** ASSIGNED TASK **
Keep every word the same. Repeat the records without their images.
*** DATA EXTRACT ***
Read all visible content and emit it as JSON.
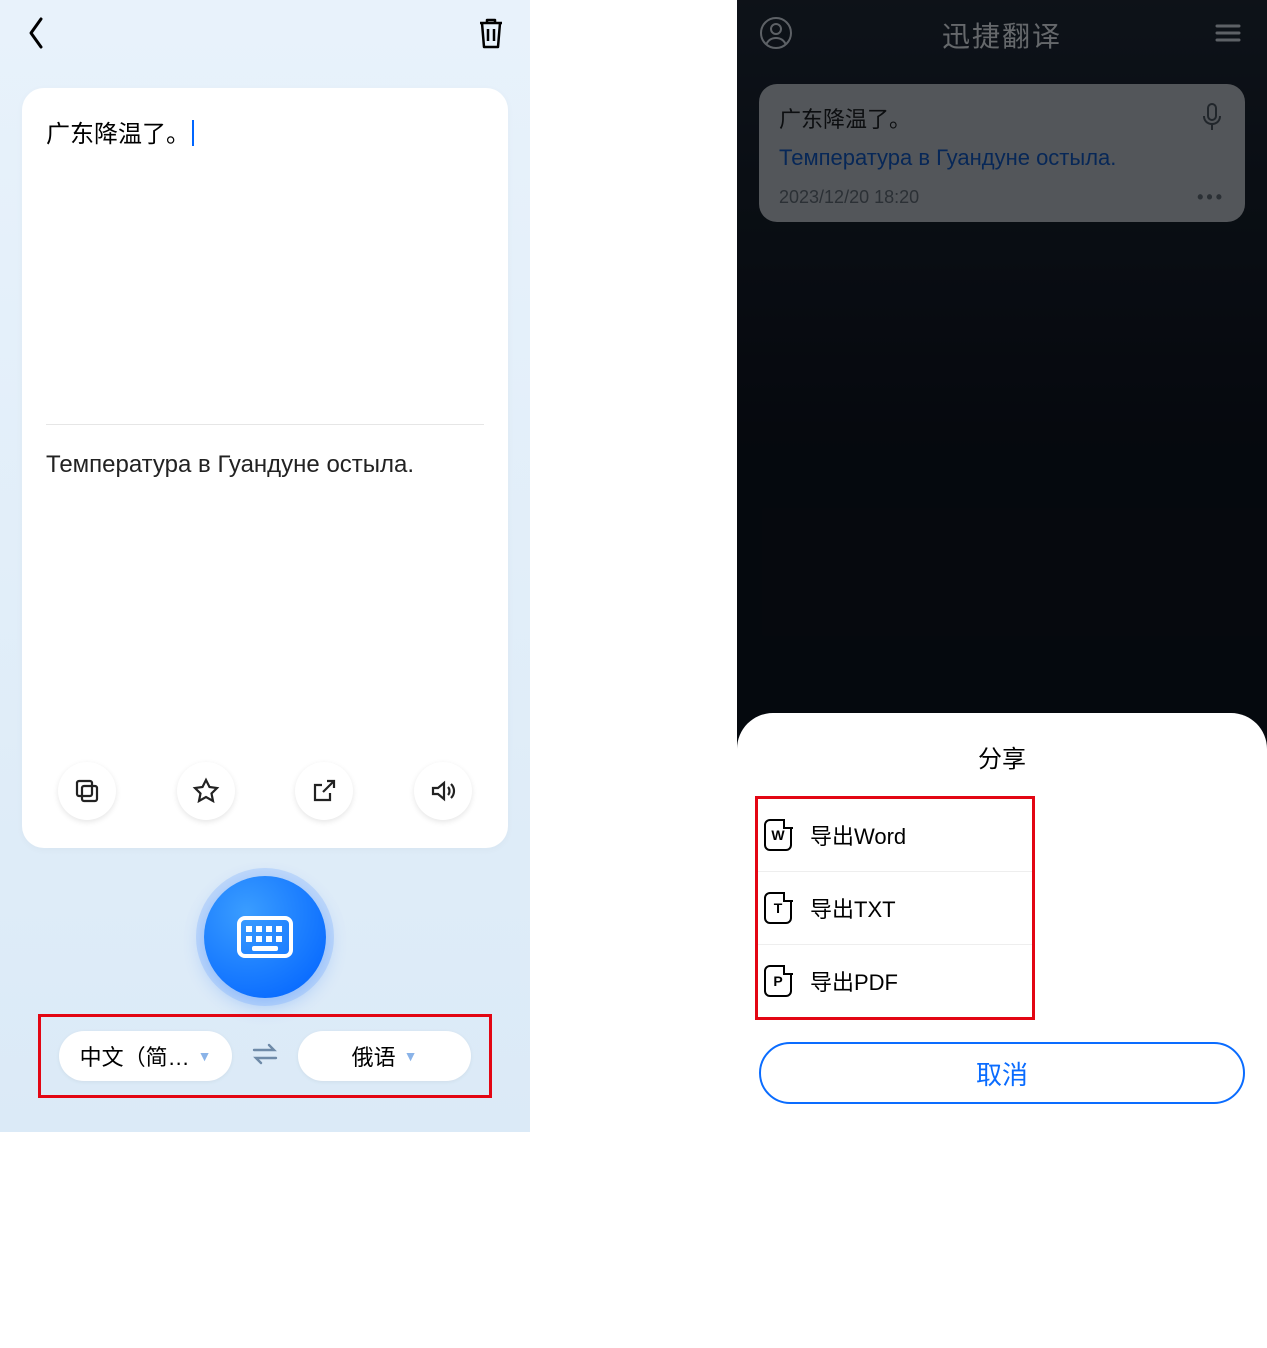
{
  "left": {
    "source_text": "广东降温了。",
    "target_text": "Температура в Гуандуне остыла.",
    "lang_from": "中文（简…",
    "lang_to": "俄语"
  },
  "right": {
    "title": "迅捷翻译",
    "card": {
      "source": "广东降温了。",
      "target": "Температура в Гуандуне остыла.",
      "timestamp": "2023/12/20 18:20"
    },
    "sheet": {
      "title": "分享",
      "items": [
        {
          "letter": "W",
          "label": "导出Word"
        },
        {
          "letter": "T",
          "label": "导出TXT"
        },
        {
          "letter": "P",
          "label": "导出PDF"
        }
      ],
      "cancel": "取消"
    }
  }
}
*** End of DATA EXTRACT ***
** EXERCISE OUTPUT **
Read all visible content and emit it as JSON.
{
  "left": {
    "source_text": "广东降温了。",
    "target_text": "Температура в Гуандуне остыла.",
    "lang_from": "中文（简…",
    "lang_to": "俄语"
  },
  "right": {
    "title": "迅捷翻译",
    "card": {
      "source": "广东降温了。",
      "target": "Температура в Гуандуне остыла.",
      "timestamp": "2023/12/20 18:20"
    },
    "sheet": {
      "title": "分享",
      "items": [
        {
          "letter": "W",
          "label": "导出Word"
        },
        {
          "letter": "T",
          "label": "导出TXT"
        },
        {
          "letter": "P",
          "label": "导出PDF"
        }
      ],
      "cancel": "取消"
    }
  }
}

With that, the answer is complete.